Data records for software interfaces
____
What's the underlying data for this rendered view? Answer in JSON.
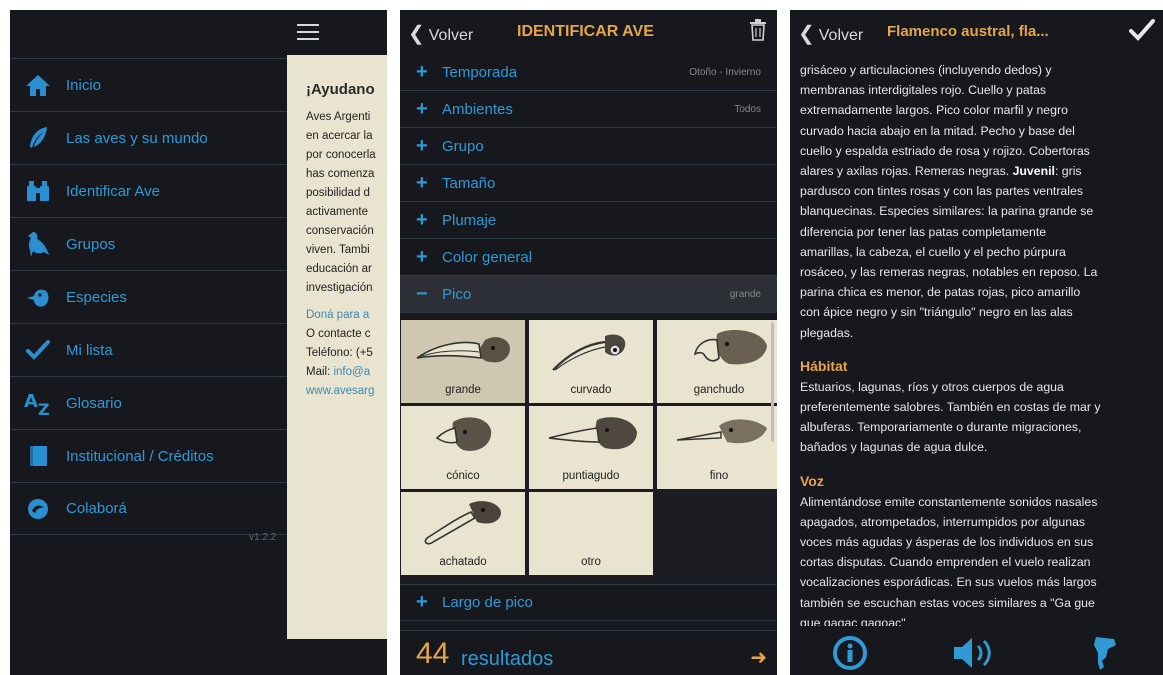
{
  "screen1": {
    "menu": [
      {
        "label": "Inicio",
        "icon": "home-icon"
      },
      {
        "label": "Las aves y su mundo",
        "icon": "feather-icon"
      },
      {
        "label": "Identificar Ave",
        "icon": "binoculars-icon"
      },
      {
        "label": "Grupos",
        "icon": "bird-icon"
      },
      {
        "label": "Especies",
        "icon": "bird-head-icon"
      },
      {
        "label": "Mi lista",
        "icon": "checkmark-icon"
      },
      {
        "label": "Glosario",
        "icon": "az-icon"
      },
      {
        "label": "Institucional / Créditos",
        "icon": "book-icon"
      },
      {
        "label": "Colaborá",
        "icon": "hand-icon"
      }
    ],
    "version": "v1.2.2",
    "content": {
      "title": "¡Ayudano",
      "lines": [
        "Aves Argenti",
        "en acercar la",
        "por conocerla",
        "has comenza",
        "posibilidad d",
        "activamente",
        "conservación",
        "viven. Tambi",
        "educación ar",
        "investigación"
      ],
      "donate": "Doná para a",
      "contact_lines": [
        "O contacte c",
        "Teléfono: (+5"
      ],
      "mail_label": "Mail: ",
      "mail_value": "info@a",
      "web": "www.avesarg"
    }
  },
  "screen2": {
    "back_label": "Volver",
    "title": "IDENTIFICAR AVE",
    "filters": [
      {
        "sign": "+",
        "label": "Temporada",
        "value": "Otoño - Invierno"
      },
      {
        "sign": "+",
        "label": "Ambientes",
        "value": "Todos"
      },
      {
        "sign": "+",
        "label": "Grupo",
        "value": ""
      },
      {
        "sign": "+",
        "label": "Tamaño",
        "value": ""
      },
      {
        "sign": "+",
        "label": "Plumaje",
        "value": ""
      },
      {
        "sign": "+",
        "label": "Color general",
        "value": ""
      },
      {
        "sign": "−",
        "label": "Pico",
        "value": "grande"
      }
    ],
    "beaks": [
      "grande",
      "curvado",
      "ganchudo",
      "cónico",
      "puntiagudo",
      "fino",
      "achatado",
      "otro"
    ],
    "largo": {
      "sign": "+",
      "label": "Largo de pico"
    },
    "results": {
      "count": "44",
      "label": "resultados",
      "arrow": "➜"
    }
  },
  "screen3": {
    "back_label": "Volver",
    "title": "Flamenco austral, fla...",
    "intro_lines": [
      "grisáceo y articulaciones (incluyendo dedos) y",
      "membranas interdigitales rojo. Cuello y patas",
      "extremadamente largos. Pico color marfil y negro",
      "curvado hacia abajo en la mitad. Pecho y base del",
      "cuello y espalda estriado de rosa y rojizo. Cobertoras",
      "alares y axilas rojas. Remeras negras."
    ],
    "juvenil_label": "Juvenil",
    "juvenil_text": ": gris",
    "juvenil_lines": [
      "pardusco con tintes rosas y con las partes ventrales",
      "blanquecinas. Especies similares: la parina grande se",
      "diferencia por tener las patas completamente",
      "amarillas, la cabeza, el cuello y el pecho púrpura",
      "rosáceo, y las remeras negras, notables en reposo. La",
      "parina chica es menor, de patas rojas, pico amarillo",
      "con ápice negro y sin \"triángulo\" negro en las alas",
      "plegadas."
    ],
    "habitat_head": "Hábitat",
    "habitat_lines": [
      "Estuarios, lagunas, ríos y otros cuerpos de agua",
      "preferentemente salobres. También en costas de mar y",
      "albuferas. Temporariamente o durante migraciones,",
      "bañados y lagunas de agua dulce."
    ],
    "voz_head": "Voz",
    "voz_lines": [
      "Alimentándose emite constantemente sonidos nasales",
      "apagados, atrompetados, interrumpidos por algunas",
      "voces más agudas y ásperas de los individuos en sus",
      "cortas disputas. Cuando emprenden el vuelo realizan",
      "vocalizaciones esporádicas. En sus vuelos más largos",
      "también se escuchan estas voces similares a \"Ga gue",
      "gue gagac gagoac\""
    ],
    "tabs": [
      "info-icon",
      "speaker-icon",
      "map-icon"
    ]
  },
  "colors": {
    "accent_blue": "#2f9ad6",
    "accent_orange": "#e5a54a",
    "background": "#16181d",
    "panel": "#e9e4cf"
  }
}
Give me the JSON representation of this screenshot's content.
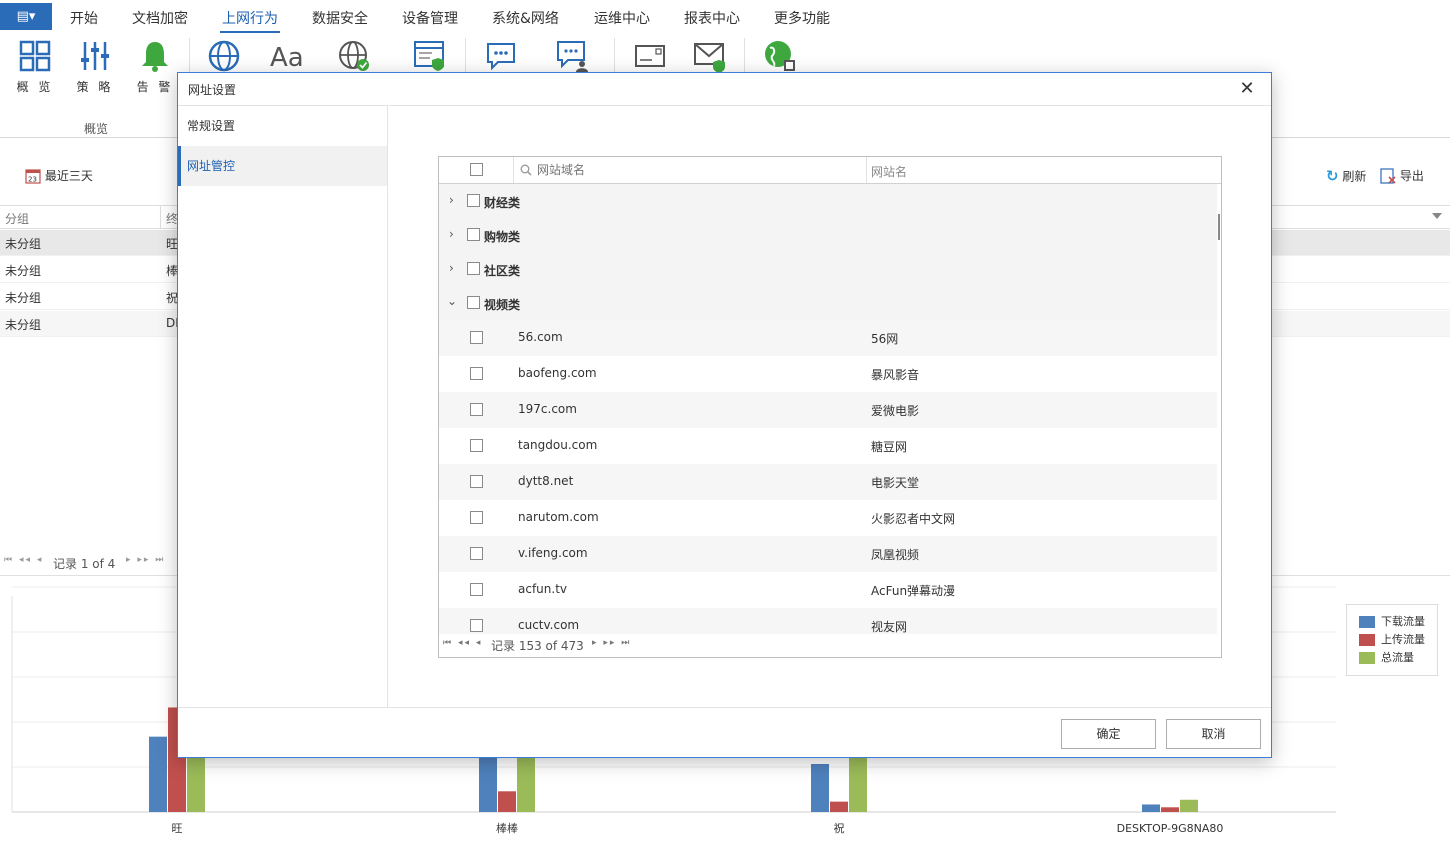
{
  "menubar": {
    "app_button": "▤▾",
    "tabs": [
      "开始",
      "文档加密",
      "上网行为",
      "数据安全",
      "设备管理",
      "系统&网络",
      "运维中心",
      "报表中心",
      "更多功能"
    ],
    "active_tab": "上网行为"
  },
  "ribbon": {
    "buttons": [
      {
        "label": "概 览",
        "icon": "grid-icon"
      },
      {
        "label": "策 略",
        "icon": "sliders-icon"
      },
      {
        "label": "告 警",
        "icon": "bell-icon"
      }
    ],
    "group_label": "概览"
  },
  "background": {
    "date_filter": "最近三天",
    "refresh": "刷新",
    "export": "导出",
    "grid_headers": [
      "分组",
      "终"
    ],
    "rows": [
      {
        "group": "未分组",
        "term": "旺"
      },
      {
        "group": "未分组",
        "term": "棒"
      },
      {
        "group": "未分组",
        "term": "祝"
      },
      {
        "group": "未分组",
        "term": "DI"
      }
    ],
    "pager": "记录 1 of 4",
    "chart_data": {
      "type": "bar",
      "categories": [
        "旺",
        "棒棒",
        "祝",
        "DESKTOP-9G8NA80"
      ],
      "series": [
        {
          "name": "下载流量",
          "color": "#4f81bd",
          "values": [
            80,
            60,
            51,
            8
          ]
        },
        {
          "name": "上传流量",
          "color": "#c0504d",
          "values": [
            111,
            22,
            11,
            5
          ]
        },
        {
          "name": "总流量",
          "color": "#9bbb59",
          "values": [
            191,
            82,
            62,
            13
          ]
        }
      ],
      "xlabel": "",
      "ylabel": "",
      "legend_position": "right",
      "grid": true
    }
  },
  "dialog": {
    "title": "网址设置",
    "close": "✕",
    "nav": [
      {
        "label": "常规设置",
        "active": false
      },
      {
        "label": "网址管控",
        "active": true
      }
    ],
    "table": {
      "search_placeholder": "网站域名",
      "col_name": "网站名",
      "groups": [
        {
          "label": "财经类",
          "expanded": false
        },
        {
          "label": "购物类",
          "expanded": false
        },
        {
          "label": "社区类",
          "expanded": false
        },
        {
          "label": "视频类",
          "expanded": true
        }
      ],
      "rows": [
        {
          "domain": "56.com",
          "name": "56网"
        },
        {
          "domain": "baofeng.com",
          "name": "暴风影音"
        },
        {
          "domain": "197c.com",
          "name": "爱微电影"
        },
        {
          "domain": "tangdou.com",
          "name": "糖豆网"
        },
        {
          "domain": "dytt8.net",
          "name": "电影天堂"
        },
        {
          "domain": "narutom.com",
          "name": "火影忍者中文网"
        },
        {
          "domain": "v.ifeng.com",
          "name": "凤凰视频"
        },
        {
          "domain": "acfun.tv",
          "name": "AcFun弹幕动漫"
        },
        {
          "domain": "cuctv.com",
          "name": "视友网"
        }
      ],
      "pager": "记录 153 of 473"
    },
    "ok": "确定",
    "cancel": "取消"
  }
}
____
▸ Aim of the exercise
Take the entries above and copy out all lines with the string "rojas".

▸ Written answer
      "alares y axilas rojas. Remeras negras."
      "parina chica es menor, de patas rojas, pico amarillo",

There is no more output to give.